- **Problem to solve**: Go through the records below line by line and report how many lines include "خدمت", giving the number only.

======== Input records

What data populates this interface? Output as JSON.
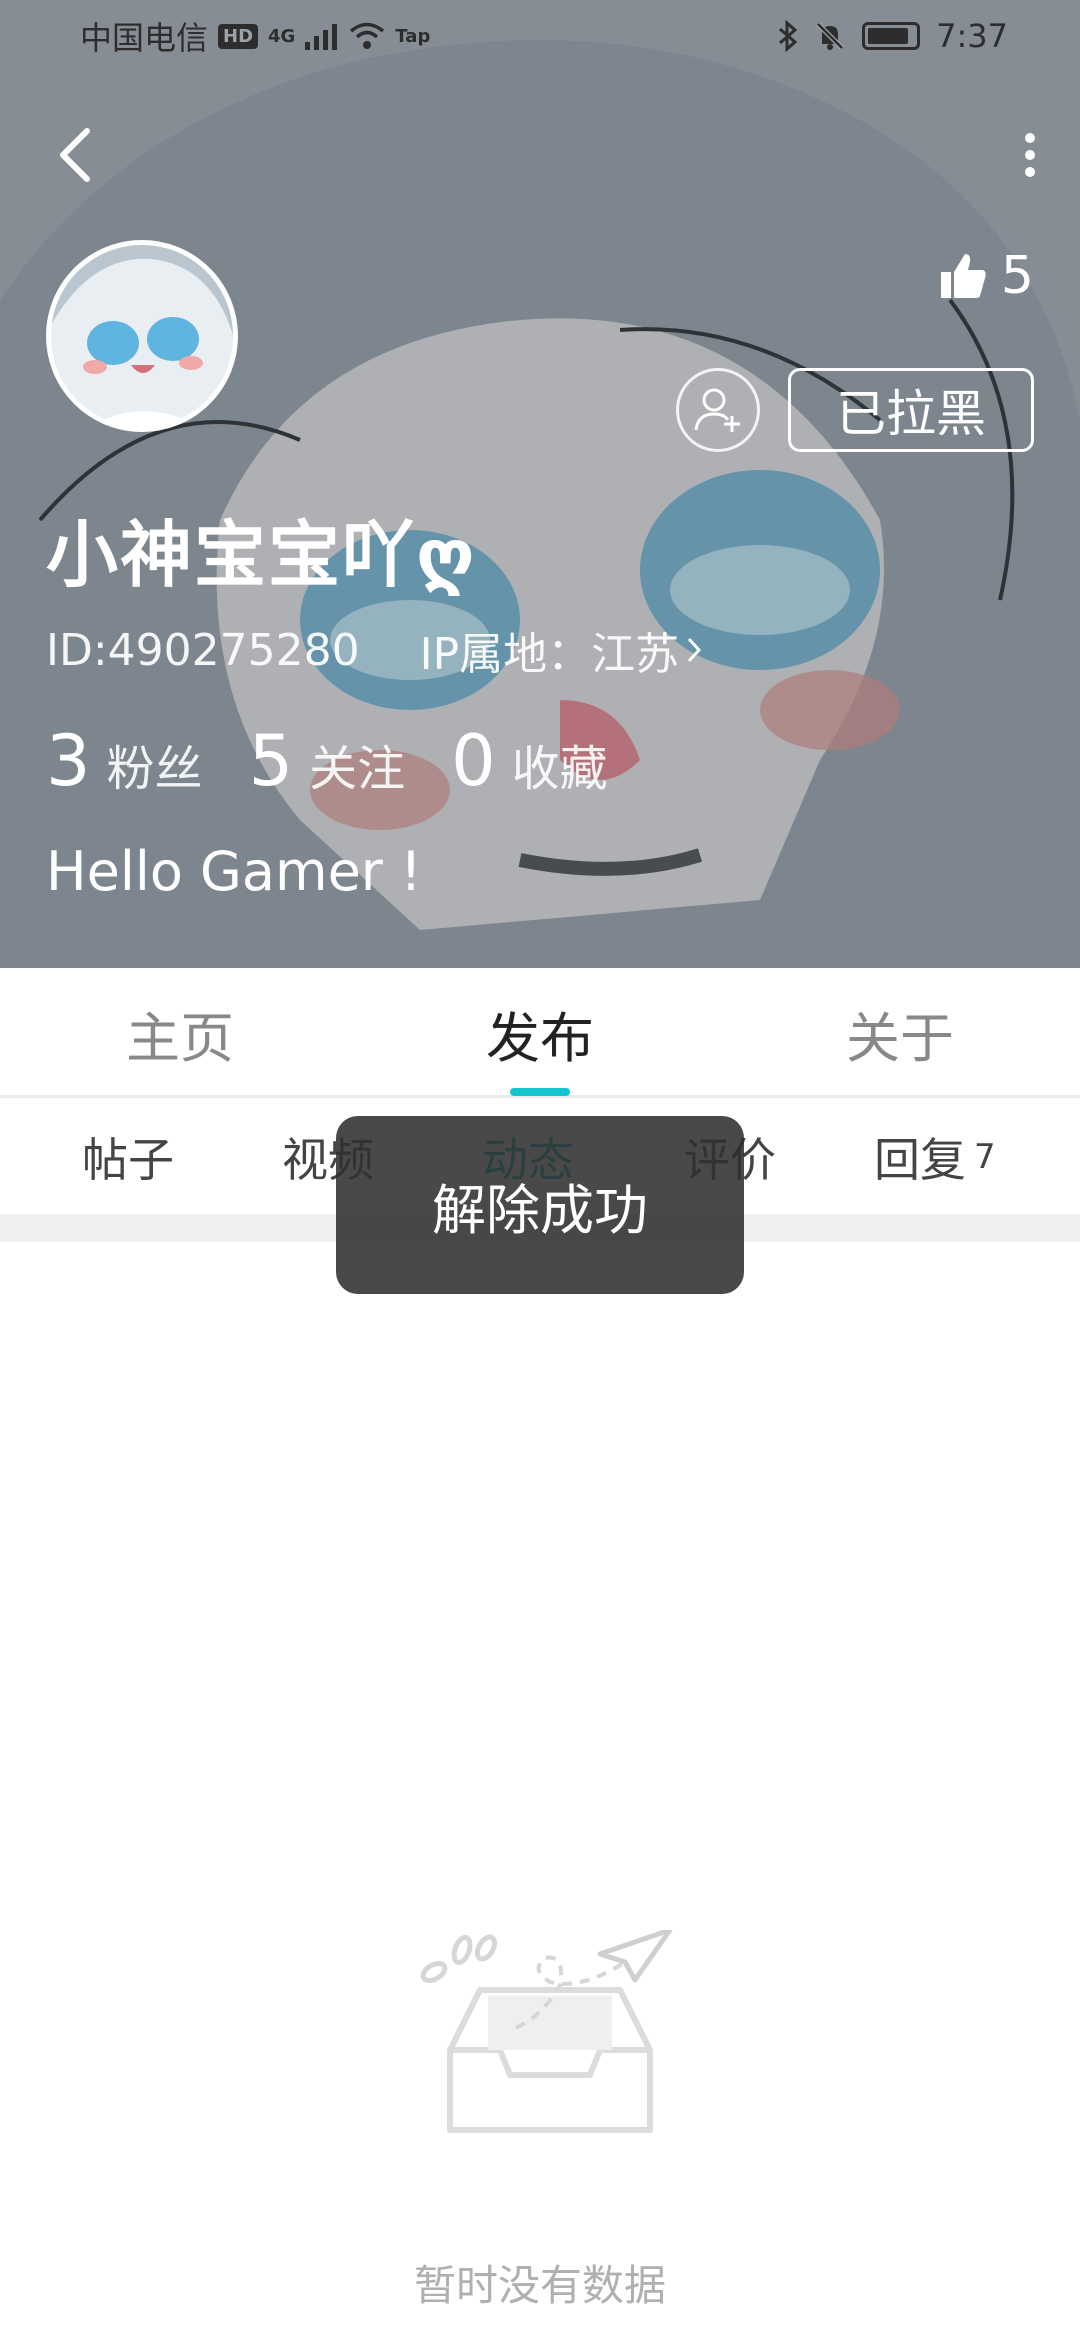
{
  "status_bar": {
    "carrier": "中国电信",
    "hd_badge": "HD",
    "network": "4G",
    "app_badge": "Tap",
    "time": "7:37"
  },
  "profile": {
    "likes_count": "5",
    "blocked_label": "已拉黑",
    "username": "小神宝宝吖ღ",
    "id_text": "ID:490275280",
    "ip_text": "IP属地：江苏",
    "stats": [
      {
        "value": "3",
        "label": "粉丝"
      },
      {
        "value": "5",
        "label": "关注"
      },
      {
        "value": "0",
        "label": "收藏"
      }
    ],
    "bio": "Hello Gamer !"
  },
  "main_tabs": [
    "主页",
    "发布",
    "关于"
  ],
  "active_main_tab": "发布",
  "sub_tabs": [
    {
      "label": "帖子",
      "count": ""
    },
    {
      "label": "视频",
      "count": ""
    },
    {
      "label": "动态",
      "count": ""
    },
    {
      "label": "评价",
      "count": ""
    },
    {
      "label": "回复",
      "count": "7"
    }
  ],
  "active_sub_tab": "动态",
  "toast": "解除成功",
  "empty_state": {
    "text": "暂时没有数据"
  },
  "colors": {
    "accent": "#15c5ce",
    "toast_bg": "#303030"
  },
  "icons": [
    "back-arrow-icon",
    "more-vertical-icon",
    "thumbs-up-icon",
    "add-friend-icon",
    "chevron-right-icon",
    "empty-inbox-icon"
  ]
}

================
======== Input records

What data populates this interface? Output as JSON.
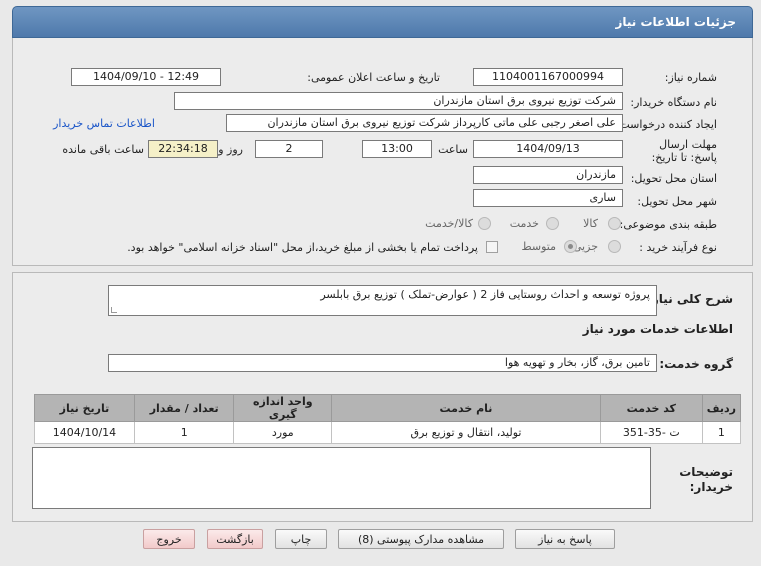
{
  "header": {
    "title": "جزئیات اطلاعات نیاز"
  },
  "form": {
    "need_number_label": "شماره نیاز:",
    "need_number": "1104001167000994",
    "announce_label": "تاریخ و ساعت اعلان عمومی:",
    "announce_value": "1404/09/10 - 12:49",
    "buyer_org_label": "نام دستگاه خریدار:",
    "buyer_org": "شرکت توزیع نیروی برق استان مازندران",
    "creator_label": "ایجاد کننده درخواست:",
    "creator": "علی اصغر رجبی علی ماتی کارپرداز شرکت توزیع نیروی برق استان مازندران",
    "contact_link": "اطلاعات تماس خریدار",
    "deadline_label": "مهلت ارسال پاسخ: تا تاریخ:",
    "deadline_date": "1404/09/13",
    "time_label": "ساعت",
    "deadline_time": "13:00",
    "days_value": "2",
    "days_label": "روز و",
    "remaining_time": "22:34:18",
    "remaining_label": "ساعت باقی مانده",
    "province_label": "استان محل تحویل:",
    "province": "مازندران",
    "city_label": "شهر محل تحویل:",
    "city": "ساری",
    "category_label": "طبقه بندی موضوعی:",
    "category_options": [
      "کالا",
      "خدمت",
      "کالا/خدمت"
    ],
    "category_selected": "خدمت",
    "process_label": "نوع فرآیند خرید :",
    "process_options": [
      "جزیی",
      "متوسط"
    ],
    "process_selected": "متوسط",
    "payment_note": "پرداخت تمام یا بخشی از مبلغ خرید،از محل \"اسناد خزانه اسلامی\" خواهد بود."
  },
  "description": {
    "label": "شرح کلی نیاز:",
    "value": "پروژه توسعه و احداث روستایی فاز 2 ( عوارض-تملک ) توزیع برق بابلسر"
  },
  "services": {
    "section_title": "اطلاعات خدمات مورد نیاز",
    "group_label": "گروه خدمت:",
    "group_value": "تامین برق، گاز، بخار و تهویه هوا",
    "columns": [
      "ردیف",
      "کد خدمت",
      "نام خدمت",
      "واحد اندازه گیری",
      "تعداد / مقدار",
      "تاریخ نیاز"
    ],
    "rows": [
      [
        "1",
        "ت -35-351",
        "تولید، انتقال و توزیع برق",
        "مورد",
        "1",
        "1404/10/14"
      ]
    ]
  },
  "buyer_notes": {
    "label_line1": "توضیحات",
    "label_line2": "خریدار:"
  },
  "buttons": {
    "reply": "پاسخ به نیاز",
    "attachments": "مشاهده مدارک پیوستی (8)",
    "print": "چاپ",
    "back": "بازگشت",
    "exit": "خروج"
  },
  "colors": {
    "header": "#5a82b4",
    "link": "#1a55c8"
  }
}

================

- **Solution**: 6